I want to create a space where everyone’s on the same playing field. This anonymity allows people the freedom to step away from their work and whatever preconceived notions or judgements someone might have about what they do for one evening and connect with others in a meaningful way. There are plenty of events that list of the names of attendees. You go, hoping to meet specific people there and may walk way with a few business cards that, if you’re lucky, turn into something remarkable. You may also miss meeting a handful of incredible people who didn’t have the job or the title you wanted to see.
I have seen magic take place at Exponential events; people are following up with coffee dates, planning bike rides, helping each other with business ideas and expanding their networks. I’ve watched design directors brainstorm with entrepreneurs, athletes mix with CEOs, and writers engage in hearty conversation with bankers. My aim is to use this momentum to inspire others to do the same, step out of their industries and put themselves in new environments where boundaries can be crossed. I want people to ask, “How can I disrupt things?” and make something happen.
GB: What has been a highlight of your work with Project Exponential?
I take a lot of time putting each group together. With each event, I consider who needs to meet and at what point during the evening this connection might take place. Connections and common interests aren’t always clear, but it’s up to me to connect the dots. If I’m honest, there’s a quite a bit of anxiety for me in delivering something magical for each attendee, but it’s incredibly rewarding to watch two people interact in the way I had envisioned. I try to focus on providing the backdrop for magic to occur and let the people take care of the rest.
GB: What inspired you to make this career change? What got you going and what’s propelled you forward?
The move from the social good world to what I’m doing now was intentional but not necessarily direct. I knew that I needed to take specific action to get into the next realm and took small, manageable steps. With Exponential, it took more coaxing and courage, and I had to make the decision to commit to it. Seth’s work helped quite a bit.
We grow up learning that we have to find the job, do the work, and get paid. Suddenly it clicked: “What a minute, I can create this dream job I’ve been searching for.” And then it’s a matter of jumping. At first, it’s a bit of a bungee jump feeling — exciting and scary but you can’t wait to see what happens.
GB: How do you try to live your life? Are there any quotes that have inspired you?
“Leap, and the net will appear.” -John Burroughs
You have to take risks. No decision in life is irreversible. It’s much better to go and do and figure out how to fix it, and you’ll feel that much more satisfied with having tried it. You just have to do it. Jump. Go. It doesn’t matter if it’s in the wrong direction, you may end up with a more scenic, memorable ride. Just go. That’s how I ended up in New York.
Look and see how you can shake things up, be fearless. Whether it’s walking home from work a different way, trying a new restaurant, placing yourself in a new environment to meet new people, inviting random people to your house — just open that space for different things to come your way. It doesn’t have to be huge.

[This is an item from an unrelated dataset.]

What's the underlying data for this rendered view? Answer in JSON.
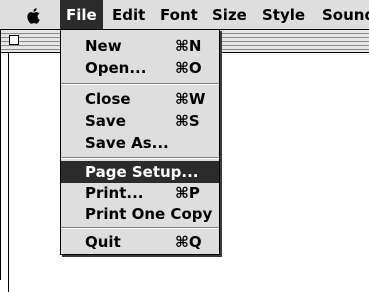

You can find Michelle and her work online, most recently here. I have also shared a few of my favorites below.
- The Slacker’s Guide to Creativity
- Inspiring Co-Workers
- ReWorking Career Ladders, Changing Employment Trends
- Embracing Challenge
- Urban Girl Squad
To learn more about her project, visit www.projectexponential.com.
Stay Positive & #impresario
Garth E. Beyer